Problem: Return all lines from the listing below in which "MariaDB" appears.

Data extracts:

....

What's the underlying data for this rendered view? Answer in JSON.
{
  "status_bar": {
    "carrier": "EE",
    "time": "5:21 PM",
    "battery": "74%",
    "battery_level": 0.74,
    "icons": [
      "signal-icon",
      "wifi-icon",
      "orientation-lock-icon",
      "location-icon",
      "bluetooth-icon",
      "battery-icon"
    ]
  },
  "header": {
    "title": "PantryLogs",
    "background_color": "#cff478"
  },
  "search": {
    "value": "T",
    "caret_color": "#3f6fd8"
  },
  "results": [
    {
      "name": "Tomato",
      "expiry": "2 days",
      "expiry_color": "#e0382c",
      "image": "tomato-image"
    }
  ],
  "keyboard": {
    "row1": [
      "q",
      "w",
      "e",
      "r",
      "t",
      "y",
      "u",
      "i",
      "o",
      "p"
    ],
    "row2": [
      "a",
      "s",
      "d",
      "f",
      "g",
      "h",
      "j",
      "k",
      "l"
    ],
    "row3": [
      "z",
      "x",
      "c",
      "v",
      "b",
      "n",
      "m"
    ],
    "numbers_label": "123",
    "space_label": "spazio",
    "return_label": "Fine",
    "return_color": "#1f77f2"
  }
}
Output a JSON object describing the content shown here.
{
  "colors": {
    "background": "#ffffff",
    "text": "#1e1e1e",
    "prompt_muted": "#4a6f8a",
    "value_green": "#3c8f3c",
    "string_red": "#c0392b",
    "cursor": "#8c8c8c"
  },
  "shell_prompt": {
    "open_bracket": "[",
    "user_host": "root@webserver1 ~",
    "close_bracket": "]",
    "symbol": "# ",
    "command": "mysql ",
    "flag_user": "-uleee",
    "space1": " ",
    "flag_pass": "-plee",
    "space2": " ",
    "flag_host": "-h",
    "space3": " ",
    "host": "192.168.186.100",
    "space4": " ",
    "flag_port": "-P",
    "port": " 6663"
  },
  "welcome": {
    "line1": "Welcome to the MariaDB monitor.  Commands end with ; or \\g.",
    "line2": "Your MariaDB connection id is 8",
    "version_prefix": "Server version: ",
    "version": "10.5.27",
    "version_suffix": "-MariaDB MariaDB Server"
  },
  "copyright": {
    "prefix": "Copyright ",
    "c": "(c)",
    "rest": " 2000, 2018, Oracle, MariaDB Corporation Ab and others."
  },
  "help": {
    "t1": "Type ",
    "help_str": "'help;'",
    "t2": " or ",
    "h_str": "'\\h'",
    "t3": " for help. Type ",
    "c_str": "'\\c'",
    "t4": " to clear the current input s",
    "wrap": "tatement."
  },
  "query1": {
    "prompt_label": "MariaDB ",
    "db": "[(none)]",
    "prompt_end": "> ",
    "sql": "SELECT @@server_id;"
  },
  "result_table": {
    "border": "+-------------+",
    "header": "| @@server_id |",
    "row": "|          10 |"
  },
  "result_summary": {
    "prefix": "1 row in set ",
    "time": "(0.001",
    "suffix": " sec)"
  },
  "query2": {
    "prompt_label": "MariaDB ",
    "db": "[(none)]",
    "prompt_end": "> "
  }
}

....

Expected answer:
    "line1": "Welcome to the MariaDB monitor.  Commands end with ; or \\g.",
    "line2": "Your MariaDB connection id is 8",
    "version_suffix": "-MariaDB MariaDB Server"
    "rest": " 2000, 2018, Oracle, MariaDB Corporation Ab and others."
    "prompt_label": "MariaDB ",
    "prompt_label": "MariaDB ",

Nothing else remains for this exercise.